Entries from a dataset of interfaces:
__________________________________________________

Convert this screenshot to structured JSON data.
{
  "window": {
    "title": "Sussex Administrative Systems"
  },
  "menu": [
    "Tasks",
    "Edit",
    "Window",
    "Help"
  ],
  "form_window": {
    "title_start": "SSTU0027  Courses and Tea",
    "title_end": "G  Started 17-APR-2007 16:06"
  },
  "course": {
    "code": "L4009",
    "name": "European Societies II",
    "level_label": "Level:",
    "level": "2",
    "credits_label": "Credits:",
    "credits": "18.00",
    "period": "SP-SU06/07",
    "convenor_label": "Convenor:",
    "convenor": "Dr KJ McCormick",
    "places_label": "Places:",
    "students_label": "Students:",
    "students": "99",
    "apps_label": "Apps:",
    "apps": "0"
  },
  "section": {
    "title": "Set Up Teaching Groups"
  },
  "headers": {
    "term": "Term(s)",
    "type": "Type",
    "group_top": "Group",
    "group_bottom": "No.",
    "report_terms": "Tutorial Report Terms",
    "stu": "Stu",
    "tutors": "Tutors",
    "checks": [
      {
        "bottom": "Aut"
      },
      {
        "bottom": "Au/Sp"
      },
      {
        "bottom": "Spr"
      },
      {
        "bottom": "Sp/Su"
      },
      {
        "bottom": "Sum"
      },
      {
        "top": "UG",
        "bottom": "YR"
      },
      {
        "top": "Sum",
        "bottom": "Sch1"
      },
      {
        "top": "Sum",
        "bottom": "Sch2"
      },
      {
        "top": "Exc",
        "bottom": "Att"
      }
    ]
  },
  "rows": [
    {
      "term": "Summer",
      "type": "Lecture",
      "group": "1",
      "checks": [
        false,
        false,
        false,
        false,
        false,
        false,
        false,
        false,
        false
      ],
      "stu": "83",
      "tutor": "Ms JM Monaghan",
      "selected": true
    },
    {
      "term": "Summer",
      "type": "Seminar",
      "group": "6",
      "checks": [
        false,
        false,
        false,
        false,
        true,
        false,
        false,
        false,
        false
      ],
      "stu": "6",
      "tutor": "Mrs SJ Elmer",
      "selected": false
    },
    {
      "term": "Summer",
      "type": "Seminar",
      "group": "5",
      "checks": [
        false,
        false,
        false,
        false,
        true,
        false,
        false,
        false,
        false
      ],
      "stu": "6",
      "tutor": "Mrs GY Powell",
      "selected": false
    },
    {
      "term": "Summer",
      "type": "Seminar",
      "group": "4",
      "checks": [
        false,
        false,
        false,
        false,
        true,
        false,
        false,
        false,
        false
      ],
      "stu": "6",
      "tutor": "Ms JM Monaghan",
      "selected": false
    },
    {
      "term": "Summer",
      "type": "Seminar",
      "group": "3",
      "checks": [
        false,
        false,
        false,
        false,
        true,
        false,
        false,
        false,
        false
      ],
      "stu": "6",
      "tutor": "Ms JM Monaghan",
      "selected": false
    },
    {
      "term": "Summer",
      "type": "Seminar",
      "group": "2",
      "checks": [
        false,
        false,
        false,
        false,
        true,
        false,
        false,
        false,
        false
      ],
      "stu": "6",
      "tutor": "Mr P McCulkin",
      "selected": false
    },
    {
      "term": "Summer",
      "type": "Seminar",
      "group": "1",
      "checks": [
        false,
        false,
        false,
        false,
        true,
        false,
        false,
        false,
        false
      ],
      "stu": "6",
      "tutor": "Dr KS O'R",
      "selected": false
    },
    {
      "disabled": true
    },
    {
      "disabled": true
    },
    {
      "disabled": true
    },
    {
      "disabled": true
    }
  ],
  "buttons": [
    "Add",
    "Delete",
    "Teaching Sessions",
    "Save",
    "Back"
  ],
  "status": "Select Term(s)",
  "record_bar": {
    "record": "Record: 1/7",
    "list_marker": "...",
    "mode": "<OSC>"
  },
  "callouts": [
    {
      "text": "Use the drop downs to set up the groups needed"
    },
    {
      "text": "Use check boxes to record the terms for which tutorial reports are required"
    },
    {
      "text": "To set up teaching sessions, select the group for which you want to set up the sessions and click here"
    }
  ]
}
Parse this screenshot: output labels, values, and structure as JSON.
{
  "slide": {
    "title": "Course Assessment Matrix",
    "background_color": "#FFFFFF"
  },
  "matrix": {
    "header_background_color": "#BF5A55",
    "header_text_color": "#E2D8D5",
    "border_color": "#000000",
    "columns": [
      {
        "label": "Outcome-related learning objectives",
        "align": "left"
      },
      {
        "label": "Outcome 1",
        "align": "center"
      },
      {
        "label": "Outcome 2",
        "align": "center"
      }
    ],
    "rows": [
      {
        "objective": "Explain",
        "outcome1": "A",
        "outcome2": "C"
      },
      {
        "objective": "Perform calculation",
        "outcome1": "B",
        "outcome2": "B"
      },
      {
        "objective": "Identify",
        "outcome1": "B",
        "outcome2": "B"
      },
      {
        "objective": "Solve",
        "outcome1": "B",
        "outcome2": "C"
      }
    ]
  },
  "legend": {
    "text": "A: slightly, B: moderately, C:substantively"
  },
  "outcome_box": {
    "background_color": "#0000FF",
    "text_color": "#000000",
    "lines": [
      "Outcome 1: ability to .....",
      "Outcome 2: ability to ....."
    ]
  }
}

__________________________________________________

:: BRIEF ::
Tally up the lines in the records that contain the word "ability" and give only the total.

:: RESULT FOR THIS TASK ::
2